There are many families in our community struggling to balance rapidly rising housing costs while working multiple low-wage, part-time jobs. Increasing the costs for food will disproportionately impact families presently living paycheck-to-paycheck to maintain house and home. These families are on the edge of family stability, a cold/flu, a flat tire or other minor car repair, can make the difference in paying each month’s rent. They do not need our tax system to be changed so that they pay more for groceries every month while their landlord and employers pay less total taxes every year.
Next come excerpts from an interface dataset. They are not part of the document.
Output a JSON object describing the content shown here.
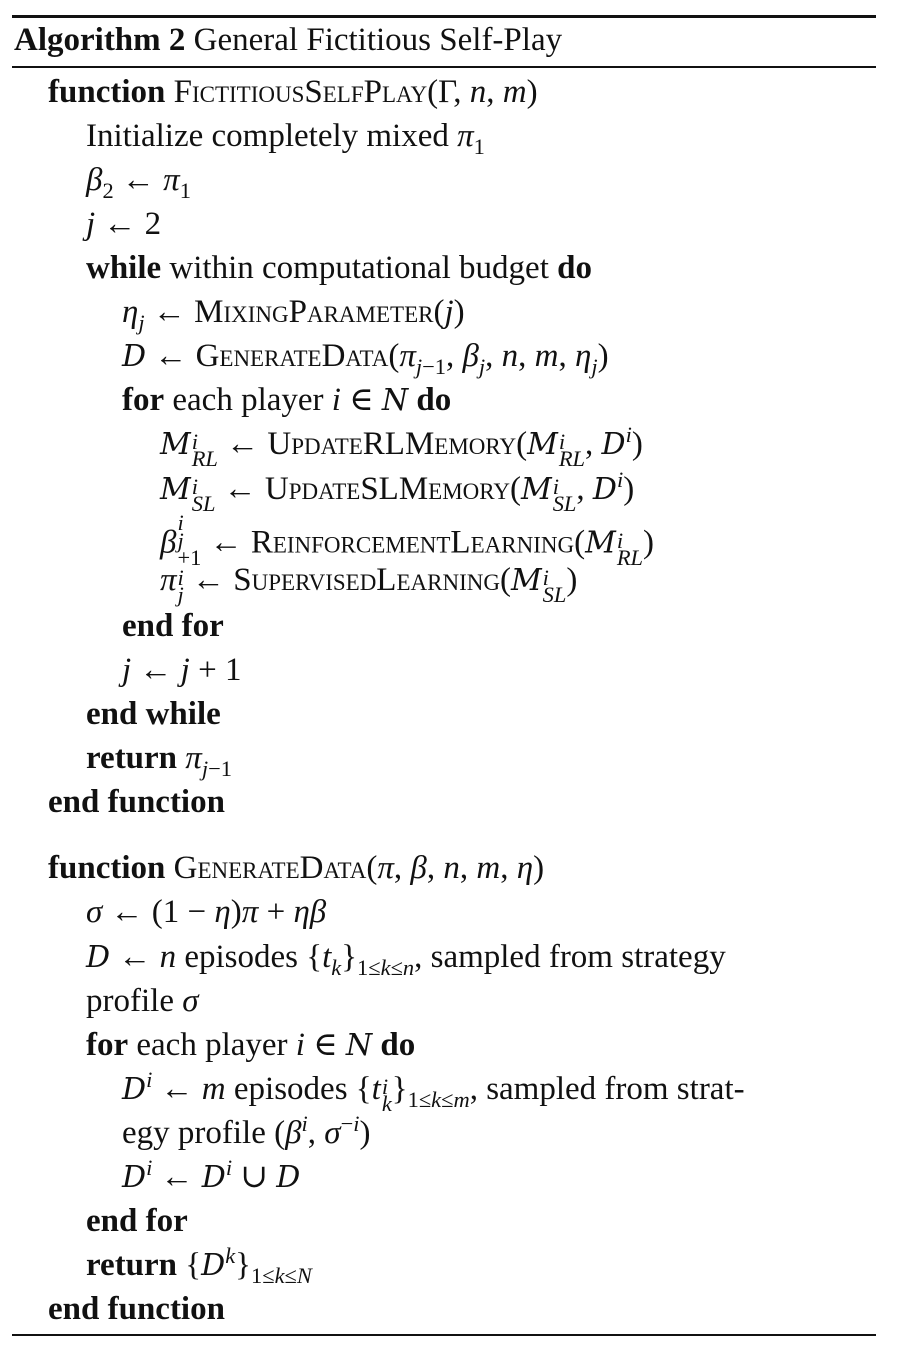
{
  "title": {
    "label": "Algorithm 2",
    "text": "General Fictitious Self-Play"
  },
  "kw": {
    "function": "function",
    "while": "while",
    "do": "do",
    "for": "for",
    "end_for": "end for",
    "end_while": "end while",
    "return": "return",
    "end_function": "end function"
  },
  "lines": {
    "l1_name": "FictitiousSelfPlay",
    "l2": "Initialize completely mixed",
    "l5_text": "within computational budget",
    "l6_fn": "MixingParameter",
    "l7_fn": "GenerateData",
    "l8_text": "each player",
    "l9_fn": "UpdateRLMemory",
    "l10_fn": "UpdateSLMemory",
    "l11_fn": "ReinforcementLearning",
    "l12_fn": "SupervisedLearning",
    "g1_name": "GenerateData",
    "g3_mid": "episodes",
    "g3_tail": ", sampled from strategy",
    "g4": "profile",
    "g5_text": "each player",
    "g6_mid": "episodes",
    "g6_tail": ", sampled from strat-",
    "g7": "egy profile"
  }
}
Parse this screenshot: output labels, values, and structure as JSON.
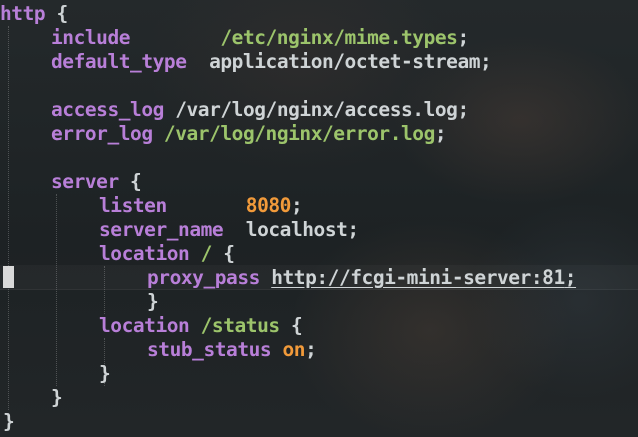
{
  "code": {
    "l1": {
      "keyword": "http",
      "brace": " {"
    },
    "l2": {
      "directive": "include",
      "value": "/etc/nginx/mime.types",
      "end": ";"
    },
    "l3": {
      "directive": "default_type",
      "value": "application/octet-stream",
      "end": ";"
    },
    "l4": {
      "directive": "access_log",
      "value": "/var/log/nginx/access.log",
      "end": ";"
    },
    "l5": {
      "directive": "error_log",
      "value": "/var/log/nginx/error.log",
      "end": ";"
    },
    "l6": {
      "keyword": "server",
      "brace": " {"
    },
    "l7": {
      "directive": "listen",
      "value": "8080",
      "end": ";"
    },
    "l8": {
      "directive": "server_name",
      "value": "localhost",
      "end": ";"
    },
    "l9": {
      "keyword": "location",
      "path": "/",
      "brace": " {"
    },
    "l10": {
      "directive": "proxy_pass",
      "value": "http://fcgi-mini-server:81",
      "end": ";"
    },
    "l11": {
      "brace": "}"
    },
    "l12": {
      "keyword": "location",
      "path": "/status",
      "brace": " {"
    },
    "l13": {
      "directive": "stub_status",
      "value": "on",
      "end": ";"
    },
    "l14": {
      "brace": "}"
    },
    "l15": {
      "brace": "}"
    },
    "l16": {
      "brace": "}"
    }
  },
  "colors": {
    "keyword": "#b87fd8",
    "string": "#9cc46b",
    "number": "#f19a3a",
    "text": "#cfd4d6",
    "cursor": "#d9d9d9"
  }
}
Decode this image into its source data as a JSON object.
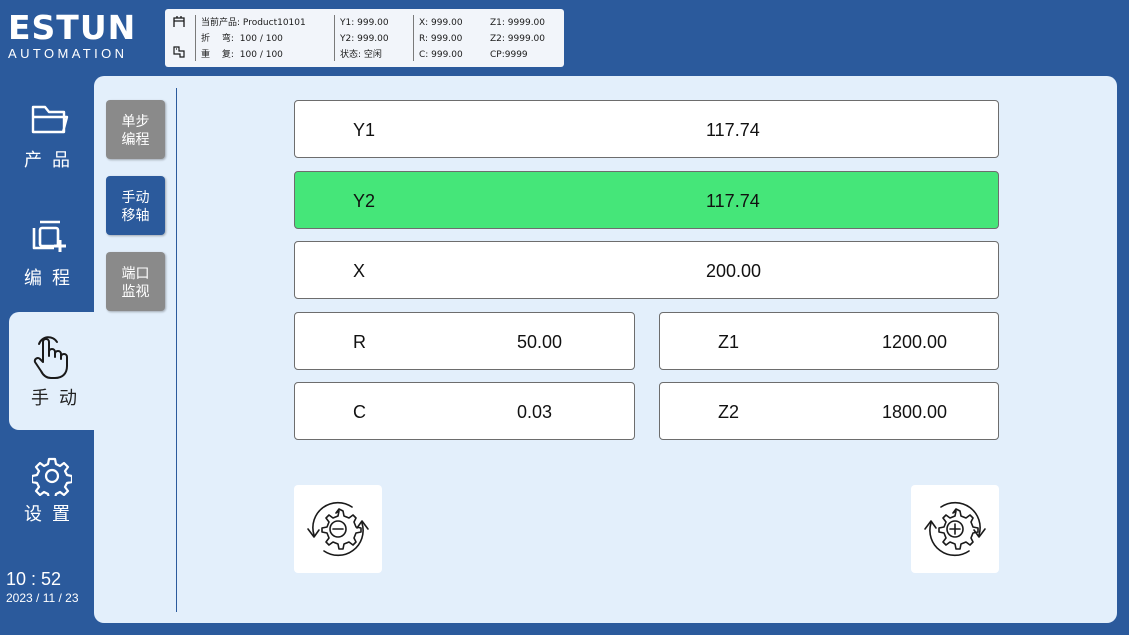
{
  "brand": {
    "wordmark": "ESTUN",
    "tagline": "AUTOMATION"
  },
  "info": {
    "current_product_label": "当前产品:",
    "current_product": "Product10101",
    "bend_label": "折　 弯:",
    "bend_value": "100 / 100",
    "repeat_label": "重　 复:",
    "repeat_value": "100 / 100",
    "y1": "Y1:  999.00",
    "y2": "Y2:  999.00",
    "status": "状态: 空闲",
    "x": "X:  999.00",
    "r": "R:  999.00",
    "c": "C:  999.00",
    "z1": "Z1: 9999.00",
    "z2": "Z2: 9999.00",
    "cp": "CP:9999"
  },
  "sidebar": {
    "items": [
      {
        "label": "产品",
        "icon": "folder-icon"
      },
      {
        "label": "编程",
        "icon": "add-copy-icon"
      },
      {
        "label": "手动",
        "icon": "hand-pointer-icon",
        "active": true
      },
      {
        "label": "设置",
        "icon": "gear-icon"
      }
    ]
  },
  "clock": {
    "time": "10 : 52",
    "date": "2023 / 11 / 23"
  },
  "subtabs": [
    {
      "label": "单步编程",
      "state": "gray"
    },
    {
      "label": "手动移轴",
      "state": "active"
    },
    {
      "label": "端口监视",
      "state": "gray"
    }
  ],
  "axes": {
    "y1": {
      "name": "Y1",
      "value": "117.74"
    },
    "y2": {
      "name": "Y2",
      "value": "117.74",
      "selected": true
    },
    "x": {
      "name": "X",
      "value": "200.00"
    },
    "r": {
      "name": "R",
      "value": "50.00"
    },
    "z1": {
      "name": "Z1",
      "value": "1200.00"
    },
    "c": {
      "name": "C",
      "value": "0.03"
    },
    "z2": {
      "name": "Z2",
      "value": "1800.00"
    }
  },
  "colors": {
    "background": "#2b5a9c",
    "panel": "#e3effb",
    "selected": "#45e679",
    "subtab_gray": "#8a8a8a"
  }
}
I would like to propose a simple change to the tax proposal that would make it simpler and fairer for struggling families. Two years ago, the Utah House of Representatives passed HB 148, which eliminated the state portion of the sales tax on unprepared food and paid for that cut by increasing the tax on nonfood items by 0.22%. This bill would benefit most Utah families because the sales tax reduction on food was eight times bigger than the increase to tax on nonfood items and most families spend much more money on food than on nonfood items that are subject to sales tax.
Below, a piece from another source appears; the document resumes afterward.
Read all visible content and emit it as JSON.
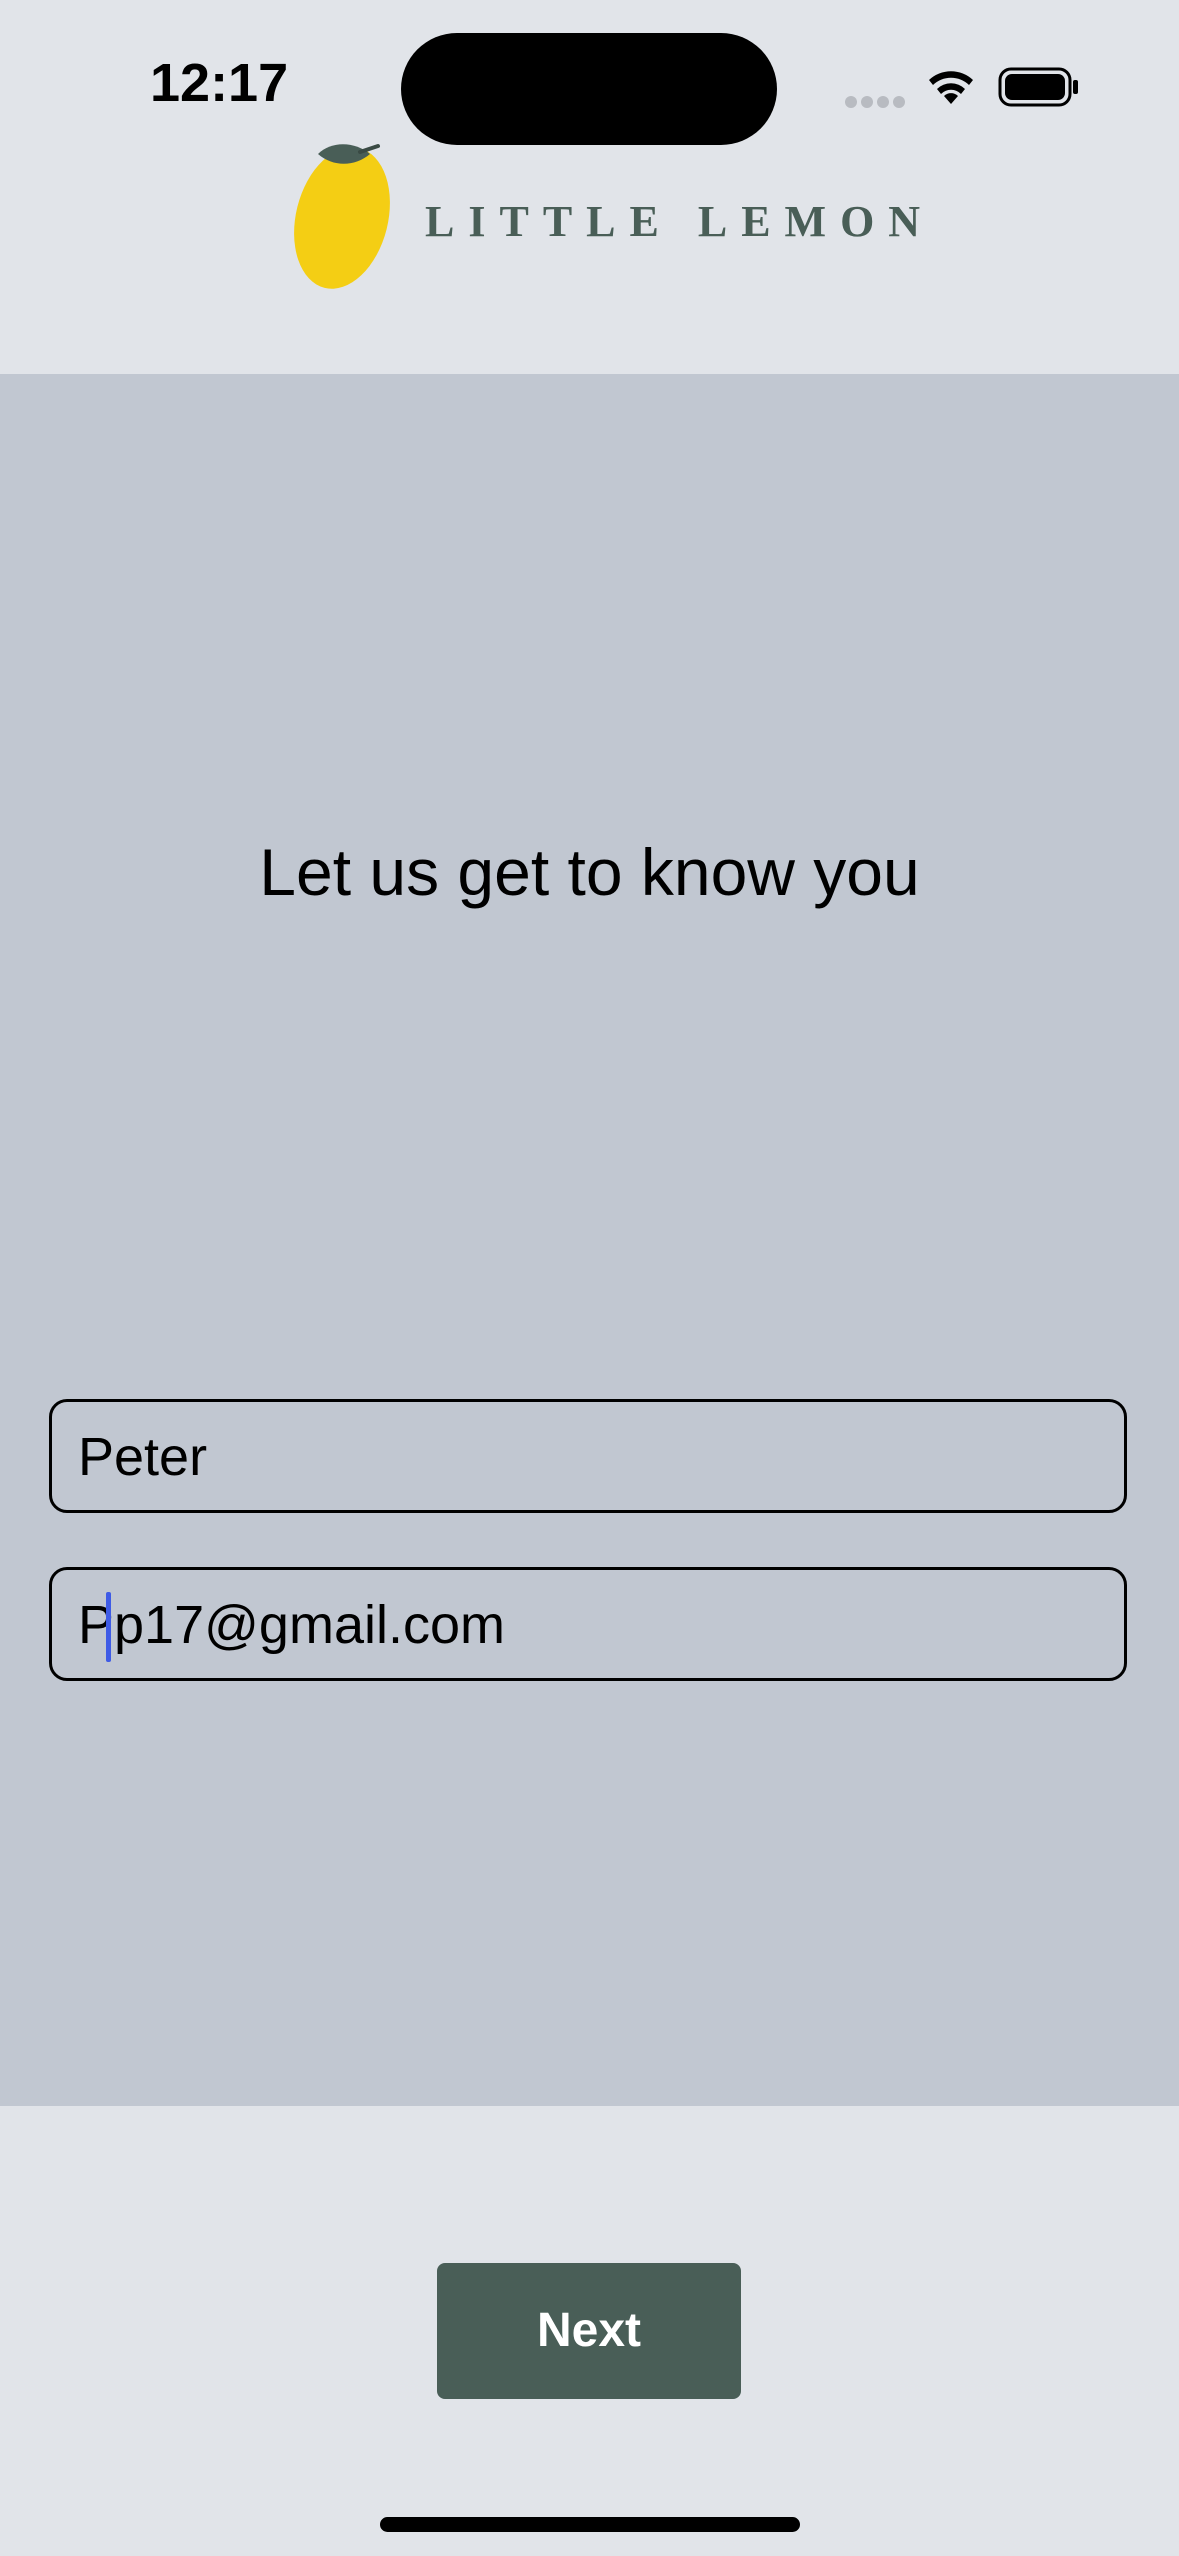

HB 148 would have especially benefited the families served by my church’s food pantry. An analysis from the United State Department of Agriculture shows that low-income families spend 35.1% of their monthly income on food, while families in the top 20%, in terms of income, spend only 8.2% of their income on food. A tax on groceries impacts over a third of all the money a low-income family has to live on, but less than 10% of the income of more affluent families.
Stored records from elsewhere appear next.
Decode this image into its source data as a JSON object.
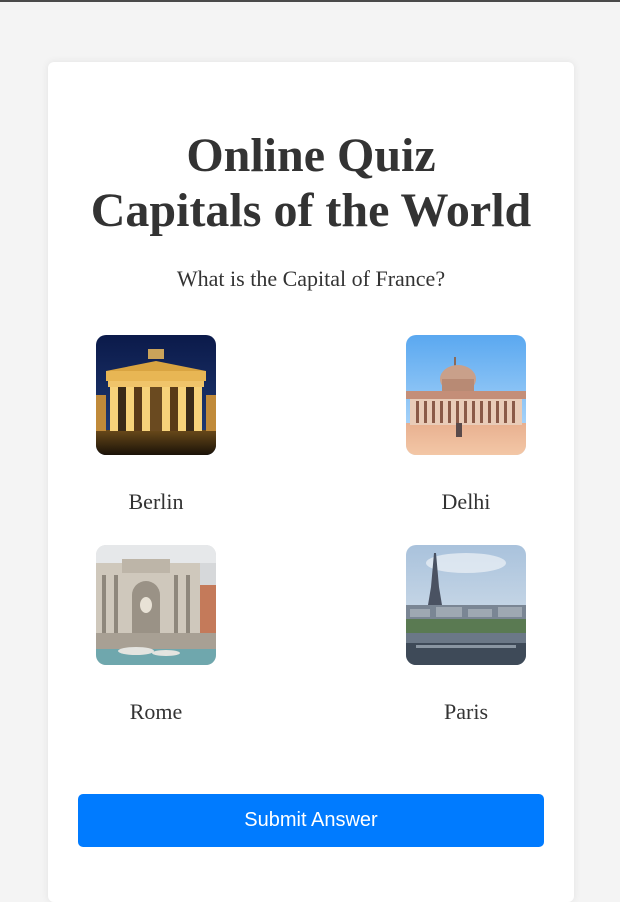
{
  "quiz": {
    "title_line1": "Online Quiz",
    "title_line2": "Capitals of the World",
    "question": "What is the Capital of France?",
    "options": [
      {
        "label": "Berlin",
        "image": "brandenburg-gate-image"
      },
      {
        "label": "Delhi",
        "image": "rashtrapati-bhavan-image"
      },
      {
        "label": "Rome",
        "image": "trevi-fountain-image"
      },
      {
        "label": "Paris",
        "image": "eiffel-tower-image"
      }
    ],
    "submit_label": "Submit Answer"
  },
  "colors": {
    "background": "#f4f4f4",
    "card": "#ffffff",
    "text": "#333333",
    "button": "#007bff",
    "button_text": "#ffffff"
  }
}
I would like to invite the sponsors of the tax reform proposals to come to the food pantry at Granger Community Christian Church and talk to the families we serve about what it is like to struggle paycheck to paycheck just to keep your kids in a home.
Unfortunately, HB 148 did not pass in the Senate, and the leaders of a legislative task force are proposing a bill that would double the sales tax on food. The sponsors of the bill try to offset the harm this increase would cause low-income families by creating an annual food tax rebate. A tax rebate next year may seem reasonable “on paper,” but the daily reality for low-income and fixed-income families, is a rebate will not repair the harm done to families by this tax increase.
It would be so much better for low-income families if the grocery tax ideas in the task force bill were replaced by the ideas in HB 148. Giving families a break on taxes charged at the grocery store would put money back in their pockets each week. That money might be enough to pay for other household needs, like soap, tissue, or detergent. A family might save the money for a week and use it to pay the last part of the electric bill or transportation costs.
That would be so much better than taking more money out of the pockets of struggling families now and then trying to undo the damage next year at tax time.
The Rev. Vinnetta Golphin-Wilkerson is pastor of the Granger Community Christian Church.